Property prices have fallen in many major cities and there is a risk that Singapore could follow suit if interest rates continue to rise.
Waveney’s Tan says property prices are being supported by wealthy foreigners relocating to Singapore. He, however, warned that many young Singaporeans are concerned that prices have moved out of reach, citing a 2021 survey by Blackbox Research.
Is the government doing enough?
Deputy Prime Minister Lawrence Wong earlier this month announced a new S$1.5 billion package to help lower-income and more vulnerable groups cope with inflation, which rose 7.5% year-on-year in September.
He also said the government will review the cash pay outs that it had promised to help Singaporeans deal with the impending Goods and Services Tax (GST) hike that will take effect next year.

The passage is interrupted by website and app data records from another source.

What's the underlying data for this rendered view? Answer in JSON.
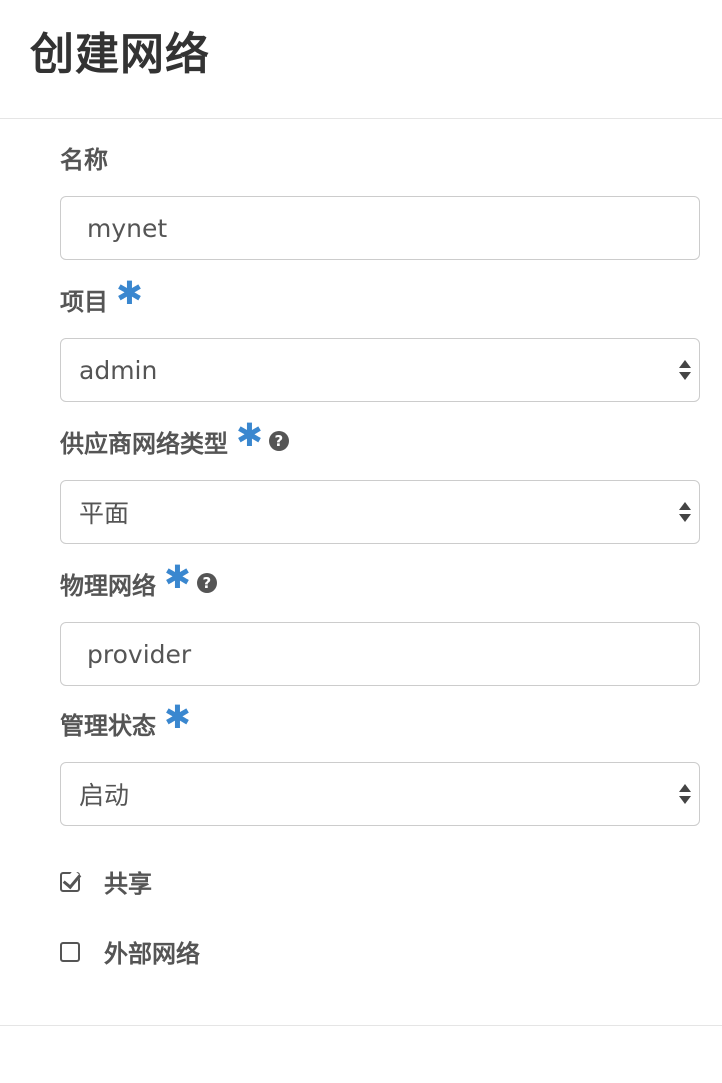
{
  "dialog": {
    "title": "创建网络"
  },
  "fields": {
    "name": {
      "label": "名称",
      "value": "mynet"
    },
    "project": {
      "label": "项目",
      "required_mark": "✱",
      "value": "admin"
    },
    "provider_network_type": {
      "label": "供应商网络类型",
      "required_mark": "✱",
      "help_icon": "question-circle-icon",
      "value": "平面"
    },
    "physical_network": {
      "label": "物理网络",
      "required_mark": "✱",
      "help_icon": "question-circle-icon",
      "value": "provider"
    },
    "admin_state": {
      "label": "管理状态",
      "required_mark": "✱",
      "value": "启动"
    }
  },
  "checkboxes": {
    "shared": {
      "label": "共享",
      "checked": true
    },
    "external": {
      "label": "外部网络",
      "checked": false
    }
  },
  "colors": {
    "required": "#3a87cf",
    "text": "#555555",
    "border": "#cccccc"
  }
}
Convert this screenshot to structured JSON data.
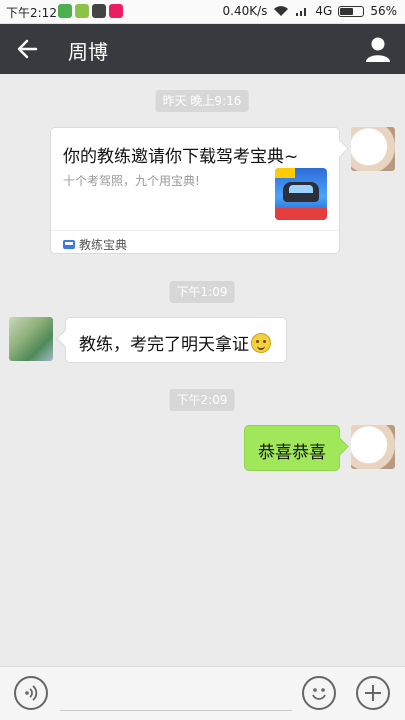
{
  "status_bar": {
    "time": "下午2:12",
    "network_speed": "0.40K/s",
    "network_type": "4G",
    "battery_percent": "56%",
    "battery_level": 0.56
  },
  "header": {
    "title": "周博",
    "back_icon": "arrow-left-icon",
    "profile_icon": "person-icon"
  },
  "messages": {
    "ts1": "昨天 晚上9:16",
    "card": {
      "title": "你的教练邀请你下载驾考宝典~",
      "desc": "十个考驾照，九个用宝典!",
      "source": "教练宝典"
    },
    "ts2": "下午1:09",
    "incoming": "教练，考完了明天拿证",
    "ts3": "下午2:09",
    "outgoing": "恭喜恭喜"
  },
  "colors": {
    "titlebar": "#393a3f",
    "chat_bg": "#ebebeb",
    "outgoing_bubble": "#a0e75a"
  }
}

Separately, the government has been pushing up the salaries of low-income workers through its Progressive Wage Model, which comprises a recommended minimum wage, training and a career path for those in the industry.
The recent Retail Progressive Wage Model for instance set a baseline wage of S$1,850 for around 14,000 full-time retail assistants and cashiers that took effect in September. The figure will increase to $2,175 in 2024.
Some observers, however, argue that the government can do more to help contain inflation, citing the GST increase, which can be deferred to a later date given Singapore’s strong fiscal position, and the rise in bus fares that will take effect on 26 Dec.
Former teacher Harry Lim, 60, who continues to work part time, says instead of providing handouts on an ad-hoc basis, the government could supplement the income of retirees on a regular basis to provide greater certainty and peace of mind.
Mr Lim worries that his CPF Full Retirement Sum pay out of around S$1,300 a month when he turns 65 will not be sufficient due to inflation.
The next few years are going to be tough and people should be prepared to batten down the hatches; but Singapore can emerge stronger, as it did after the Asian and Global Financial Crisis of yesteryears.